The past six years have seen significant growth of the UWC movement: from fourteen to eighteen UWC schools, from 140 to 155 national committees and from 300 to 1000 short course participants. We now also have an almost even balance of schools in Europe and Asia, and have expanded to East Africa. The partnerships we have built over this period - from UNHCR and Teach For All to the EU and RISE, and not to forget the Davis Philanthropies as our long-standing partner - have allowed us to reach even further: to students, who would have never dared to dream of a UWC education. 
We have moved in a common direction laid out in the UWC Strategy 2018 and Beyond. Together with thousands of national committee  volunteers, we have strengthened the national committees’ capacity and role in the UWC movement. We have brought the Board Chairs of our schools much closer together and built the UWC Hub as a platform for our 60,000 alumni across the globe. Most of all, this journey has been about our students: I have been most inspired by them. And we must continue to trust them, for trust inspires responsibility. And despite financial challenges we must defend the diversity of our UWC students: seeking young people from all cultures, ethnicities, beliefs and backgrounds to come together and to build bridges across the deepening socio-economic divides we see globally.  
Besides celebrating successes we have also faced adversity: COVID-19 hit UWC hard, and although we have been able to manage this crisis better than I could have hoped back in the spring of last year, it is not over yet. So far, UWC Heads have been able to maintain educational opportunities for most of our students and all schools have remained financially stable, but reserves have been depleted in many schools and we cannot be certain what 2021 will bring. I want to thank all the great educators and staff at our schools and colleges for their resilience and relentless support to the students - and I want to thank all the national committee volunteers who have helped bring students home and back into schools under the most difficult circumstances. 
The Black Lives Matter protests, meanwhile, brought home to all of us that issues of race remain unresolved not just in US police departments but also at UWC. There is much work ahead for us all to make sure that every student – no matter what colour – feels that they belong, that they have role models and that their narrative has its place at the heart of UWC.

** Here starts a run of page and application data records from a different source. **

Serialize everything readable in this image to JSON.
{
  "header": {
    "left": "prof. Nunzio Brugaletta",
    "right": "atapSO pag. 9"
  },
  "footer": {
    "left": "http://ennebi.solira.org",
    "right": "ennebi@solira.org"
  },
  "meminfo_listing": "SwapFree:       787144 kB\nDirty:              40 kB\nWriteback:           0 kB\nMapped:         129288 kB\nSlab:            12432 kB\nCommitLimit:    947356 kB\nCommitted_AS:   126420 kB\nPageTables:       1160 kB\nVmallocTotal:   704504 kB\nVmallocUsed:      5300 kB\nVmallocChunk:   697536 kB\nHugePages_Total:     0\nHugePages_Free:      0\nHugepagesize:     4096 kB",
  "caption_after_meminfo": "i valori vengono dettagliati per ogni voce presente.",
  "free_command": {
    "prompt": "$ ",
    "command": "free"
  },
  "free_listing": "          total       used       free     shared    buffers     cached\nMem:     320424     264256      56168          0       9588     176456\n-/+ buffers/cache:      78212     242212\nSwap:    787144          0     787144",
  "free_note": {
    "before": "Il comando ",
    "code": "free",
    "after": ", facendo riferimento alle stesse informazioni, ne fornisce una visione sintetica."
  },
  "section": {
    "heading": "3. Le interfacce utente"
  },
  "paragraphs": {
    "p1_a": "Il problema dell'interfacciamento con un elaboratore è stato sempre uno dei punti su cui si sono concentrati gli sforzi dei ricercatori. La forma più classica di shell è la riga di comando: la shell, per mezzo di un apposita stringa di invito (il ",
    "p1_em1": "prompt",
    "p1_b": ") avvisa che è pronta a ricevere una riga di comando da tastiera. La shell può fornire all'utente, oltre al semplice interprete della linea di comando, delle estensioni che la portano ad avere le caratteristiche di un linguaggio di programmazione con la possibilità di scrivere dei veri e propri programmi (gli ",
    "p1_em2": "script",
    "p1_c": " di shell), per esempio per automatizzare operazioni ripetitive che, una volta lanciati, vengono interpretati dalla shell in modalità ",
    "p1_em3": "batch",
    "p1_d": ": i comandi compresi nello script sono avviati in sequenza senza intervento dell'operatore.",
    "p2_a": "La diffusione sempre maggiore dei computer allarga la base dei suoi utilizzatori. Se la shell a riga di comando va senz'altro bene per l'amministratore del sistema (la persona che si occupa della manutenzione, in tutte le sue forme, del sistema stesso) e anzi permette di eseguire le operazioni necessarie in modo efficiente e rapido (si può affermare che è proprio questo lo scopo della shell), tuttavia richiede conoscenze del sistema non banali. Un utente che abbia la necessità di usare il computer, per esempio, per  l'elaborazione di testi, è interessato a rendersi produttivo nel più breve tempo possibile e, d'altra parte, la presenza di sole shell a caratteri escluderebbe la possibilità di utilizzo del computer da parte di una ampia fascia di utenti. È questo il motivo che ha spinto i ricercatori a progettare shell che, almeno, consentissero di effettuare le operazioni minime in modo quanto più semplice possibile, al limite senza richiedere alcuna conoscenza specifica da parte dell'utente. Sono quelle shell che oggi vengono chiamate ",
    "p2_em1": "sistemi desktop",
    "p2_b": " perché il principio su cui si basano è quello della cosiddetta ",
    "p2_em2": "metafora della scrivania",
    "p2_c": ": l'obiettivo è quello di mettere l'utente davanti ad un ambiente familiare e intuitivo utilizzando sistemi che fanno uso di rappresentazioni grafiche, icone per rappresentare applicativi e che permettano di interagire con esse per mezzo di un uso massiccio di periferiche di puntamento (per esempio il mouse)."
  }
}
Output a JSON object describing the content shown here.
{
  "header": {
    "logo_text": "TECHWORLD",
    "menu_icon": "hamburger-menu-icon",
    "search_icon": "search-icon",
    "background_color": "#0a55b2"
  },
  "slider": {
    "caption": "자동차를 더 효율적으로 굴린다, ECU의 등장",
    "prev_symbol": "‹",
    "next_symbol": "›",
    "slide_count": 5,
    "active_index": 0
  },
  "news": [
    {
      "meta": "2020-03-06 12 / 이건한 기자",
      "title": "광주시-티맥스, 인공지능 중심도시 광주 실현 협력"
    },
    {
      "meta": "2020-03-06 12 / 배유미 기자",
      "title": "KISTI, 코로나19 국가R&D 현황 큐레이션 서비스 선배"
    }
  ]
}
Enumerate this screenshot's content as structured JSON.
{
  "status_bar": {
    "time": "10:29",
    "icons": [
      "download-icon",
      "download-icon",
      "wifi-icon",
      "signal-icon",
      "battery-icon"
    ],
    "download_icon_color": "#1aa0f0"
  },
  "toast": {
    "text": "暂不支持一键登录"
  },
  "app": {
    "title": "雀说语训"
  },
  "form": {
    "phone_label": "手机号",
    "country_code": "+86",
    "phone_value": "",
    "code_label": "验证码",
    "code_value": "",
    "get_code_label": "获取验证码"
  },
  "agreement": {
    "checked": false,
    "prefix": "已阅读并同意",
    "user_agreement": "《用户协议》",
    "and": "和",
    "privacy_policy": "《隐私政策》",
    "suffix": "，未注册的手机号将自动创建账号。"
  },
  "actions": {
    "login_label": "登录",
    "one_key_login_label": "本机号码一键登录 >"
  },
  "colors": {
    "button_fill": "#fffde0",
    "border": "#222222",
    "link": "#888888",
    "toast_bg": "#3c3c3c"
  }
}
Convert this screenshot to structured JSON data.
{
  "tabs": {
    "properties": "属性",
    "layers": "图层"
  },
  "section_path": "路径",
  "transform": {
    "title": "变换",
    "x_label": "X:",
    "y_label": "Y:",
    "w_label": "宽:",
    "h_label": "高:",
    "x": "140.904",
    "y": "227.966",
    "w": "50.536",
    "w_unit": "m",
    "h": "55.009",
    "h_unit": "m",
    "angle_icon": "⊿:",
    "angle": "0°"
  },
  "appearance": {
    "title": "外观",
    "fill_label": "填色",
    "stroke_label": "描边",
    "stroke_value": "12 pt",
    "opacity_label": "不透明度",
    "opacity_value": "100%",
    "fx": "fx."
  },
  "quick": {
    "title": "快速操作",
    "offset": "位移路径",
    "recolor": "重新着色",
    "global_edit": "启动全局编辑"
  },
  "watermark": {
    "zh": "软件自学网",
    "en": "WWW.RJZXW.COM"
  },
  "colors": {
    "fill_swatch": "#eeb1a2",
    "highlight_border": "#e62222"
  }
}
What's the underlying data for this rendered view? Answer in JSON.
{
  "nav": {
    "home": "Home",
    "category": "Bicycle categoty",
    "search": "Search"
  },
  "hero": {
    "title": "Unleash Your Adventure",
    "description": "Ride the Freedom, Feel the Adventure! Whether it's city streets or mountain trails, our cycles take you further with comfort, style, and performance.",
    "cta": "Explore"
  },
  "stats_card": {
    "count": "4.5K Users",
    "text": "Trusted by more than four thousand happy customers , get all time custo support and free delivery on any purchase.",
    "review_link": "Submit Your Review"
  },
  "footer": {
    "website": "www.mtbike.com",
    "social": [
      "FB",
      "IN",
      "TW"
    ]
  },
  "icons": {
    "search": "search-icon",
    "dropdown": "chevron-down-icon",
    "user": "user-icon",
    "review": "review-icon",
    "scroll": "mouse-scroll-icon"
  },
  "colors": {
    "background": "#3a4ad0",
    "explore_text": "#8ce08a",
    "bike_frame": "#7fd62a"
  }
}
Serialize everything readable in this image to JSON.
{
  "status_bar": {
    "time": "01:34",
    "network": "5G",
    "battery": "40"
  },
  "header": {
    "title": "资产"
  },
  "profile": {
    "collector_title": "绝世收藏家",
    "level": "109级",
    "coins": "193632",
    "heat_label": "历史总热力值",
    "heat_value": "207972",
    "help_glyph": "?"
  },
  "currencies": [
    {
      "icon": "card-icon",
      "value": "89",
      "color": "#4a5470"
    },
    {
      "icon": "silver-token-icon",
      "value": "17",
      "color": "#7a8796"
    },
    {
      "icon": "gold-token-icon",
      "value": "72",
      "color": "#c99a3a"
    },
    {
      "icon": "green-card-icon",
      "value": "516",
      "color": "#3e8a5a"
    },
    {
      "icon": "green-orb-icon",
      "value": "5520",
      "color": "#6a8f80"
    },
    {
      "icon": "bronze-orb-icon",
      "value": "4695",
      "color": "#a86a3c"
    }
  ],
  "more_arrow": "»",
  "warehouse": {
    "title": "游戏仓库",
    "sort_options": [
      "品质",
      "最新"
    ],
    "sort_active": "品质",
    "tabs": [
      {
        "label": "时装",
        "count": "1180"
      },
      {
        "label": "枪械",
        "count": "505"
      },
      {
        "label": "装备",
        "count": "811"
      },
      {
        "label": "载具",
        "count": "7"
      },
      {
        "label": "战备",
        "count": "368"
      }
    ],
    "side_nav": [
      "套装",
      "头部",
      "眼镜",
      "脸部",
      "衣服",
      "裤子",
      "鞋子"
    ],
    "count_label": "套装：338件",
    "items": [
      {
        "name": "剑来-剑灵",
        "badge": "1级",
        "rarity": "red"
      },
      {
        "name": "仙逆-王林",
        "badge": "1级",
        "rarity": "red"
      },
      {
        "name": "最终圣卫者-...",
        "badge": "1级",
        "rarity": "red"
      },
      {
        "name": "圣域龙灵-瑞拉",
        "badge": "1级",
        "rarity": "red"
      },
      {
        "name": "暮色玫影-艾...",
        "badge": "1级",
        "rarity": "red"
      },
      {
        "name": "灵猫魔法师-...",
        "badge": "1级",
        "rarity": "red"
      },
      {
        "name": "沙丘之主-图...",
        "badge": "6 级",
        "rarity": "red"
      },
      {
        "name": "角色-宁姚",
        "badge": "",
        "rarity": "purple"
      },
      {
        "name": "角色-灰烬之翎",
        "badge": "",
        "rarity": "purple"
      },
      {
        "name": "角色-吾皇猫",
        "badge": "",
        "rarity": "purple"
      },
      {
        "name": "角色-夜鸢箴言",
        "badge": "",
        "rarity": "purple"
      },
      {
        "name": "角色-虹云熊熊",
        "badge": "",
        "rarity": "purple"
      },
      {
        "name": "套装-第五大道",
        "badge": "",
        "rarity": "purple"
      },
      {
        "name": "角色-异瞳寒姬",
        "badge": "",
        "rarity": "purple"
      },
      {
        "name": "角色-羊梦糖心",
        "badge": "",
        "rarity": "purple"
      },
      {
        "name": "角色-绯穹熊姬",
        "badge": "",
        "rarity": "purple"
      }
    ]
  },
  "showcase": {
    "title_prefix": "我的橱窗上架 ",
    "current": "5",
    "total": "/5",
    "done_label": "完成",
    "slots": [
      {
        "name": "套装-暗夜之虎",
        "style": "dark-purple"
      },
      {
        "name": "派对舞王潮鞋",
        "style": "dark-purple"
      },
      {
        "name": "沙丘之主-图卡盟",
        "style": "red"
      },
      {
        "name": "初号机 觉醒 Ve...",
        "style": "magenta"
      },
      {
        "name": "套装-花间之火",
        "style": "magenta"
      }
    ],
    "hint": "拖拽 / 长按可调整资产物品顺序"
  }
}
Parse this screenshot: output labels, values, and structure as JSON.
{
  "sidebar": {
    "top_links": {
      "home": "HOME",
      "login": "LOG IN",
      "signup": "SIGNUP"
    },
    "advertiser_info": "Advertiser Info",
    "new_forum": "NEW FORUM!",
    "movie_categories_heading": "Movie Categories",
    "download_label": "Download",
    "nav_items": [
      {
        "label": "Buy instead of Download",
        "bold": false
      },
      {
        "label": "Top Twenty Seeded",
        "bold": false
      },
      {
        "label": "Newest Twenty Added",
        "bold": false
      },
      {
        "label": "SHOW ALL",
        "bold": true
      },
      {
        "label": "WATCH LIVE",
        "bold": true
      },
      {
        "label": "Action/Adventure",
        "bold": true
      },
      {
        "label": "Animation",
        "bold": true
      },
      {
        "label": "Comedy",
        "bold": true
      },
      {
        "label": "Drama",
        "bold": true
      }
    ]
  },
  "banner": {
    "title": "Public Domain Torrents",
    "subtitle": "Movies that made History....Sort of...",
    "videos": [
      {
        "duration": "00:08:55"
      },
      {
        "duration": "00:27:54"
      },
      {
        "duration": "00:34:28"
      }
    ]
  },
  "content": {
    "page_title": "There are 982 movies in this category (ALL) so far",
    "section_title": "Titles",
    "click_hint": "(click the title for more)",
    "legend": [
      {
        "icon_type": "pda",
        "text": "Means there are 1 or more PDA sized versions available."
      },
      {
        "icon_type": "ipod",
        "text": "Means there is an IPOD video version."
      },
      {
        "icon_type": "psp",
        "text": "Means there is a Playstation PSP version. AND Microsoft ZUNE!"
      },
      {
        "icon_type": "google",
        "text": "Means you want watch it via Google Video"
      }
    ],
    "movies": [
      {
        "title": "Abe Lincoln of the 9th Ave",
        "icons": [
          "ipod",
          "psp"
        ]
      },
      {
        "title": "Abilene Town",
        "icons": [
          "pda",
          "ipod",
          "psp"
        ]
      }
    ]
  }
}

The past six years have been challenging, sometimes exceptionally so. Part of the role of  Executive Director of UWC International is to hold a highly diverse UWC movement and its independent entities together - in spirit and in practice. Nonetheless, it has been a privilege and an honour to serve UWC. I meant it when I said that I felt incredibly lucky to be paid for doing what I love - together with a wonderful and strong team at the UWC International Office, who I am deeply grateful to. 
After six years it is time for me to step aside. But I can assure you that UWC International remains in good hands with Musimbi Kanyoro as our Board Chair and Quique Bassat as Chair of the UWC International Council. They are committed to keeping UWC on the path we have been on together. 
As a UWC alumnus, turned national committee volunteer and college founder, turned Executive Director, you will know that the past six years have not just been a ‘job’ for me and that my UWC journey does not end. I remain deeply dedicated to a movement that has shaped me and that I had the privilege to be able to shape a little bit in return. 
In gratitude, 

Jens Waltermann
Executive Director, UWC International
Pearson College UWC, 1983-1985